Dataset rows describing interfaces

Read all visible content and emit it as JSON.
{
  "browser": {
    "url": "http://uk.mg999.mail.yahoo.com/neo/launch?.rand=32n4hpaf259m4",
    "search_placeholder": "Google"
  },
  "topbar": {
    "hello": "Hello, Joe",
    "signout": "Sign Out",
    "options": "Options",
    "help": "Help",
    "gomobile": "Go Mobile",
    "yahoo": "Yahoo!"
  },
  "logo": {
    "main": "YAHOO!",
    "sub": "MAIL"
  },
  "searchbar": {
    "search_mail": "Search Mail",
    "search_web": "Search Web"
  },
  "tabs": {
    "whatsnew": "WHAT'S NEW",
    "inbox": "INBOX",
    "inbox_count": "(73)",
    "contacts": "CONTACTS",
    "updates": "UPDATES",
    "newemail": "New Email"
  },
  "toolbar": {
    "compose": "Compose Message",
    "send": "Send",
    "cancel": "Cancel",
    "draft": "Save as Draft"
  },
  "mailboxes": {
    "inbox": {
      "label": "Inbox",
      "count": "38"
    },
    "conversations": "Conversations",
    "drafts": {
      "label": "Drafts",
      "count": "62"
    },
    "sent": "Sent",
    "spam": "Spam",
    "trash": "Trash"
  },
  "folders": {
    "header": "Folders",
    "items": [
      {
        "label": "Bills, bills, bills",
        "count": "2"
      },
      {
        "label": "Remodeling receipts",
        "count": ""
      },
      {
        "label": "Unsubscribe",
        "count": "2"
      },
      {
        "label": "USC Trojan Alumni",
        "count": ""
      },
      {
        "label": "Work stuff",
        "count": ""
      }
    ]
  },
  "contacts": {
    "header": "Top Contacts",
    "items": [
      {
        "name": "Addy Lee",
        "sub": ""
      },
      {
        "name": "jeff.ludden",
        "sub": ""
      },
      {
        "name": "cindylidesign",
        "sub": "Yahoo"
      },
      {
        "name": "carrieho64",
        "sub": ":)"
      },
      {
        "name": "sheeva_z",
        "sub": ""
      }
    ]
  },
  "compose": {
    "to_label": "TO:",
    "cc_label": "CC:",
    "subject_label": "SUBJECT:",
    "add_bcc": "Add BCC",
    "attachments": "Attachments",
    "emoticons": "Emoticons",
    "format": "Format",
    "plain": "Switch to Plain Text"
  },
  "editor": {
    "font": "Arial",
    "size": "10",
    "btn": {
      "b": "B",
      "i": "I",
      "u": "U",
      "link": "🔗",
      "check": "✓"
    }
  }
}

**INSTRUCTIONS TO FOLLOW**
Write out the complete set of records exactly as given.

**ANSWER TO THE EXERCISE**
Read all visible content and emit it as JSON.
{
  "browser": {
    "url": "http://uk.mg999.mail.yahoo.com/neo/launch?.rand=32n4hpaf259m4",
    "search_placeholder": "Google"
  },
  "topbar": {
    "hello": "Hello, Joe",
    "signout": "Sign Out",
    "options": "Options",
    "help": "Help",
    "gomobile": "Go Mobile",
    "yahoo": "Yahoo!"
  },
  "logo": {
    "main": "YAHOO!",
    "sub": "MAIL"
  },
  "searchbar": {
    "search_mail": "Search Mail",
    "search_web": "Search Web"
  },
  "tabs": {
    "whatsnew": "WHAT'S NEW",
    "inbox": "INBOX",
    "inbox_count": "(73)",
    "contacts": "CONTACTS",
    "updates": "UPDATES",
    "newemail": "New Email"
  },
  "toolbar": {
    "compose": "Compose Message",
    "send": "Send",
    "cancel": "Cancel",
    "draft": "Save as Draft"
  },
  "mailboxes": {
    "inbox": {
      "label": "Inbox",
      "count": "38"
    },
    "conversations": "Conversations",
    "drafts": {
      "label": "Drafts",
      "count": "62"
    },
    "sent": "Sent",
    "spam": "Spam",
    "trash": "Trash"
  },
  "folders": {
    "header": "Folders",
    "items": [
      {
        "label": "Bills, bills, bills",
        "count": "2"
      },
      {
        "label": "Remodeling receipts",
        "count": ""
      },
      {
        "label": "Unsubscribe",
        "count": "2"
      },
      {
        "label": "USC Trojan Alumni",
        "count": ""
      },
      {
        "label": "Work stuff",
        "count": ""
      }
    ]
  },
  "contacts": {
    "header": "Top Contacts",
    "items": [
      {
        "name": "Addy Lee",
        "sub": ""
      },
      {
        "name": "jeff.ludden",
        "sub": ""
      },
      {
        "name": "cindylidesign",
        "sub": "Yahoo"
      },
      {
        "name": "carrieho64",
        "sub": ":)"
      },
      {
        "name": "sheeva_z",
        "sub": ""
      }
    ]
  },
  "compose": {
    "to_label": "TO:",
    "cc_label": "CC:",
    "subject_label": "SUBJECT:",
    "add_bcc": "Add BCC",
    "attachments": "Attachments",
    "emoticons": "Emoticons",
    "format": "Format",
    "plain": "Switch to Plain Text"
  },
  "editor": {
    "font": "Arial",
    "size": "10",
    "btn": {
      "b": "B",
      "i": "I",
      "u": "U",
      "link": "🔗",
      "check": "✓"
    }
  }
}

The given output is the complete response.